The UK economy gained momentum in the second quarter before the EU referendum, but growth looks set to slow sharply in the third quarter, with the risk of a downturn having risen sharply as post-referendum data have disappointed.
Policymakers won't be especially interested in what happened prior to the June 23rd vote, and the August policy meeting at the Bank of England will instead focus on how the economy has fared since the Brexit vote.
The sharp fall in the flash PMI in July has already been singled out by one MPC member, Martin Weale, as making him more inclined to vote for more stimulus sooner rather than later. Expectations have therefore risen that the MPC will vote to cut interest rates, probably by 0.25%, at its August meeting, with other non-standard measures such as additional quantitative easing also being mooted.
Growth accelerates in Q2
The first estimate of gross domestic product from the Office for National Statistics indicated that the economy grew 0.6% in the second quarter, up from 0.4% in the first three months of the year.
Growth was boosted by a surprisingly strong 2.1% surge in industrial production - the fastest rate of increase seen since 1999. Manufacturing output jumped 1.8%, recovering from a decline in the first quarter. Service sector output grew 0.5%, a solid reading though down from 0.6% in the first quarter and its weakest rise for a year. Construction output meanwhile fell 0.4%, meaning the building sector is now in a technical recession.
The strong industrial production and services growth figures need to be treated with caution, as these quarterly estimates are based largely on data from the early part of the quarter, with April having been an especially strong month. Evidence points to growth having slowed into June, which could mean these figures are subsequently revised lower. Survey data pointed to a mere 0.2-0.3% expansion of the economy in the second quarter.
Third quarter downturn risk
Current indicators point to the economy turning down in the third quarter, though longer-term prospects remain more uncertain. Markit's flash PMI for July pointed to the steepest falls in the survey's output, order books and future expectations indices on record. The headline PMI is now down to its lowest since April 2009; a level broadly consistent with GDP falling at a quarterly rate of 0.4%.
A recent CBI poll has also shown optimism among manufacturers sliding to its lowest since 2009.
Surveys of consumers, such as Markit's Household Finance Index, meanwhile show that the majority of survey respondents believe the referendum result has damaged the UK economy's short-term prospects, but that the longer-term impact was seen to be more neutral.

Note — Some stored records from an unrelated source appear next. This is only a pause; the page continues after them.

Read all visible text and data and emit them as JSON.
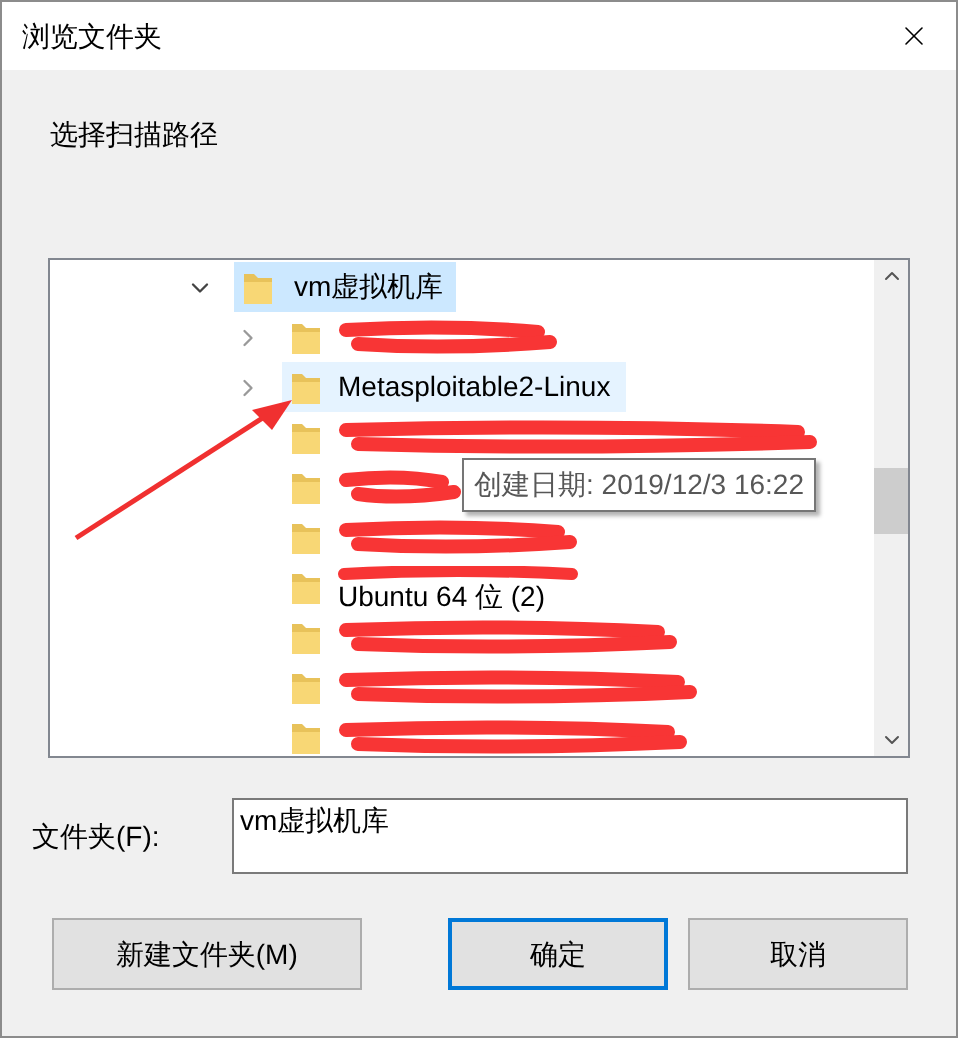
{
  "window": {
    "title": "浏览文件夹"
  },
  "prompt": "选择扫描路径",
  "tree": {
    "items": [
      {
        "label": "vm虚拟机库",
        "expanded": true,
        "selected": true,
        "children": [
          {
            "kind": "redacted",
            "has_children": true,
            "hovered": false
          },
          {
            "kind": "normal",
            "label": "Metasploitable2-Linux",
            "has_children": true,
            "hovered": true
          },
          {
            "kind": "redacted",
            "has_children": false,
            "hovered": false
          },
          {
            "kind": "redacted",
            "has_children": false,
            "hovered": false
          },
          {
            "kind": "redacted",
            "has_children": false,
            "hovered": false
          },
          {
            "kind": "partly_redacted",
            "label": "Ubuntu 64 位 (2)",
            "has_children": false,
            "hovered": false
          },
          {
            "kind": "redacted",
            "has_children": false,
            "hovered": false
          },
          {
            "kind": "redacted",
            "has_children": false,
            "hovered": false
          },
          {
            "kind": "redacted",
            "has_children": false,
            "hovered": false
          }
        ]
      }
    ]
  },
  "tooltip": {
    "text": "创建日期: 2019/12/3 16:22"
  },
  "folder_field": {
    "label": "文件夹(F):",
    "value": "vm虚拟机库"
  },
  "buttons": [
    {
      "label": "新建文件夹(M)",
      "default": false
    },
    {
      "label": "确定",
      "default": true
    },
    {
      "label": "取消",
      "default": false
    }
  ]
}
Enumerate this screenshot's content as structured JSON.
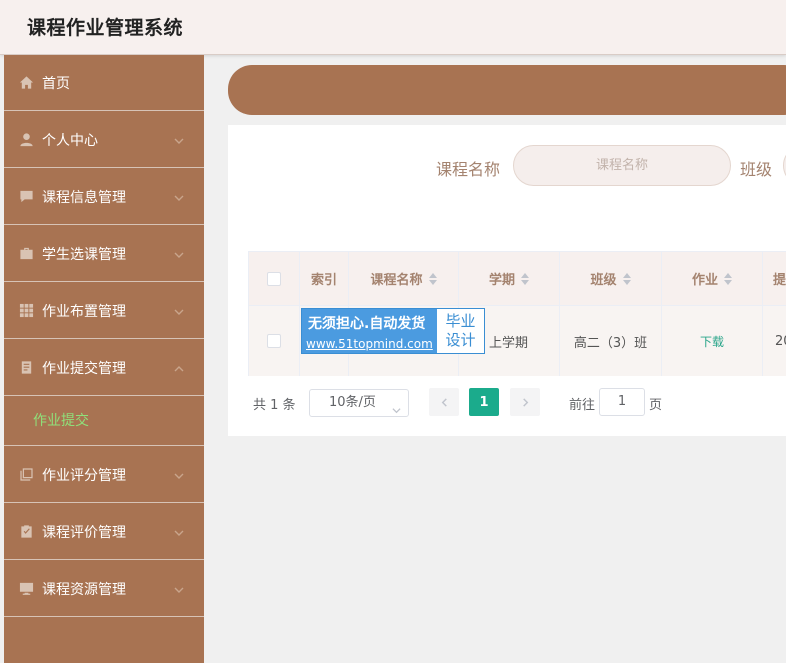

As such, the data point to consumers potentially reining-in spending in coming months until the longer-term picture becomes clearer.
Policy stimulus to shore up confidence
It remains to be seen if the recent weak data for July are a reflection of the immediate shock of the Brexit vote and a knee-jerk reaction of many companies to cancel or postpone orders, meaning growth will quickly pick up again as the shock passes. Policymakers are unlikely to risk taking such a complacent view, however, and its seems likely that the August MPC meeting will see the announcement of more stimulus designed to provide a boost to business and consumer confidence, helping to soften the impact of the uncertainty caused by the Brexit vote.
PMI and Bank of England policy